Robyn Dannerbeck is the co-organiser of New Cross Creative Lab and a MA Creative and Cultural Entrepreneurship at Goldsmiths College, London. She talks to us about crowd funding, her creative labs project and why she believes that anyone can be an entrepreneur.
With a trend towards young entrepreneurs seeking new and creative ways to turn their ideas into a sustainable reality there is an increase in creative means of funding. Young entrepreneurs are well aware that in the current economic atmosphere, banks are not likely to invest in a company seeking to promote the use of vegetables seen as too ugly to sell in stores, or a stage version of Happy Days (yes that was a real crowd funded project), the economic benefits to the bank, or lack thereof, far outweigh any perceived social or cultural benefits.
Thus the rise of crowd funding. In a brilliant ploy to help would-be entrepreneurs realise their projects no matter how small or far-fetched websites such as kickstarter.com and crowdcube.com provide a platform to share ideas and find funding.
The brilliance of crowd funding is that any ordinary person can “invest” in a project. It is easy to donate a £1 here and £2 there, £5 pounds to that new iPhone app, and another £3 to that band recording their debut album. The “investor” then gets the satisfaction of having contributed to multiple projects they believe in for a price of a bottle of wine, or less or more, it is entirely up to them. The internet makes it easy to find projects from all over the world pulling people and ideas together that would likely never have met in real life, all without those pesky bank applications and fees. It is a win-win situation, except perhaps for the banks that end up missing out on some brilliant new ideas and innovations.

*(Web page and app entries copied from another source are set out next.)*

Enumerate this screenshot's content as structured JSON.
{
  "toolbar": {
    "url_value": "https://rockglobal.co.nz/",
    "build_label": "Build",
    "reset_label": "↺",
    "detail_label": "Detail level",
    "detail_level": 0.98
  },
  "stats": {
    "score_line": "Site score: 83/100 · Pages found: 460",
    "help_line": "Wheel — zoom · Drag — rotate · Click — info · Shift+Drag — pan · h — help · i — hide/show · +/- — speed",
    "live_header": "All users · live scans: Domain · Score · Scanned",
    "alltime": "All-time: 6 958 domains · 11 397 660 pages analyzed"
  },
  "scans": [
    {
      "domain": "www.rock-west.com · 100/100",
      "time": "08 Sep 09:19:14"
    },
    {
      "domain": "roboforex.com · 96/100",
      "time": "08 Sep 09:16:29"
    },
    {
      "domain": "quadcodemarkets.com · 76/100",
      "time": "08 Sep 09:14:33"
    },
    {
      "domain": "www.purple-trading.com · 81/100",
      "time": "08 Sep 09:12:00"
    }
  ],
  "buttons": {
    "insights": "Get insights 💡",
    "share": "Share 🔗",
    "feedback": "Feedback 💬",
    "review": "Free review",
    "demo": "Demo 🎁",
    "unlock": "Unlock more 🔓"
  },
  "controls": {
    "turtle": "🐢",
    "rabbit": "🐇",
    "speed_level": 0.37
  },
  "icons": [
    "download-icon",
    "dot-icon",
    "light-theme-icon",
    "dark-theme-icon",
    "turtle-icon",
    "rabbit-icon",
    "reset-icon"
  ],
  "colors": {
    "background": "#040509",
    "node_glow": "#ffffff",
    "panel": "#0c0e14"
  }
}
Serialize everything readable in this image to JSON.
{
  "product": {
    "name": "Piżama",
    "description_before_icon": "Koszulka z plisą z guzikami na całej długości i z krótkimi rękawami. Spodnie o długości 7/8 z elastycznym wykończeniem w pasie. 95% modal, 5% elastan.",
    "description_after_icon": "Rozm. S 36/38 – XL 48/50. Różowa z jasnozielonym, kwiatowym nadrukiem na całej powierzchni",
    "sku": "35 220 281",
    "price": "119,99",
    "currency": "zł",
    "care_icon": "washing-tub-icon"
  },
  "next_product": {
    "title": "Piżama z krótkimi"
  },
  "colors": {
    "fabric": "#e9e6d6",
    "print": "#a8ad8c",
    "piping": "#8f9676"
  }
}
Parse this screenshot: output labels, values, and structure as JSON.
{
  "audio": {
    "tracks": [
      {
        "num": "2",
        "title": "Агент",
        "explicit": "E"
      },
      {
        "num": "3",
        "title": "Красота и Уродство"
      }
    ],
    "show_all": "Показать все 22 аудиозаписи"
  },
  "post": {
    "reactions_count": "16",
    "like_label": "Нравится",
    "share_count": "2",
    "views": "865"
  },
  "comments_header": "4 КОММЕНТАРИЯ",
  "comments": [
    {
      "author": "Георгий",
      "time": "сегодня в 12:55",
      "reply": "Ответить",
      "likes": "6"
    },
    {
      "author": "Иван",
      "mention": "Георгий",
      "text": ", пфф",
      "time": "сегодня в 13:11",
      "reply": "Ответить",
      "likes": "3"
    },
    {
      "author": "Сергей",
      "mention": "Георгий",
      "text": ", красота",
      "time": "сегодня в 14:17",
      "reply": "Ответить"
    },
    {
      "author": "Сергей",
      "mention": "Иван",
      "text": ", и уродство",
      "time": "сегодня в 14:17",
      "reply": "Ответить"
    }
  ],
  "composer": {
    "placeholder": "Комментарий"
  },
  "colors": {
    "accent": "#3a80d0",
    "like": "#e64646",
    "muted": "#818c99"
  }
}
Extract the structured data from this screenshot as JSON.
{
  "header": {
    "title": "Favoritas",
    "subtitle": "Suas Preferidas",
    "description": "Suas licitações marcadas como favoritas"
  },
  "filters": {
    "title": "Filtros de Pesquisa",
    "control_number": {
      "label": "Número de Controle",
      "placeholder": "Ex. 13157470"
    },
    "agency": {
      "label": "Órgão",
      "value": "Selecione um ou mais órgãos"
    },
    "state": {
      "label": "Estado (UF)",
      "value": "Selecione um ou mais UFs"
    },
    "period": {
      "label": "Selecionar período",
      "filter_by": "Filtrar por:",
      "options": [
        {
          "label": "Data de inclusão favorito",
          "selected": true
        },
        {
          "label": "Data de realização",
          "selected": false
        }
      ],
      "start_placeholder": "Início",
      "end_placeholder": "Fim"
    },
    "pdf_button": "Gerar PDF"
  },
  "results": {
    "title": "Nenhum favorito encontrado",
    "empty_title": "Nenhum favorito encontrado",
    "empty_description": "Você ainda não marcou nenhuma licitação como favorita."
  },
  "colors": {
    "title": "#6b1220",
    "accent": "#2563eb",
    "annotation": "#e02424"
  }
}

The problem with crowd funding on the internet though is that it can be rather impersonal. By being able to support a project in Hong Kong while still nestled in your fuzzy dragon-onesie in your flat in London means that you have to rely on the information provided to the crowd funding site. There is little to no real interaction. Perhaps you’ll get a semi-personalized “thank you” or a couple of video updates on the progress of the project but you will likely never meet the brilliant minds behind your new obsession, even if they are a bunch of young and accessible upstarts. New Cross Creative Lab hopes to fill this gap by bringing potential creative entrepreneurs face to face with those looking for the next passion project to support. By having ideas pitched live and “crowd funded” in person, NCCL wants to bring together not just ideas and funding, but people. No idea too small or too big, from aspiring entrepreneurs to those who have made it, they say it’s not about what you know but who you know. Yes, funding is a huge part of getting an idea off the ground, but having the right support and collaborators can make all the difference between a success and a flop. That is why we decided to make crowd funding a live, personal event. We want to inspire people to trust their ideas, make new connections, and get the funding that will help them start doing instead of just talking.
Today’s young entrepreneurs are creative, not just in their ideas, but in how they fund, develop and produce, that’s why anyone now-a-days can be an entrepreneur. Gone are the limits of the past, now is the age of creative solutions, so why keep that spirit trapped on the internet when you can bring it life over a pint or two. That is why we hope you will join us on November 19th to either pitch your idea or find the next project you want to support. Entrepreneurship should be fun and interactive, so shut off your screens, put on some real clothes, and meet us at the Amersham Arms.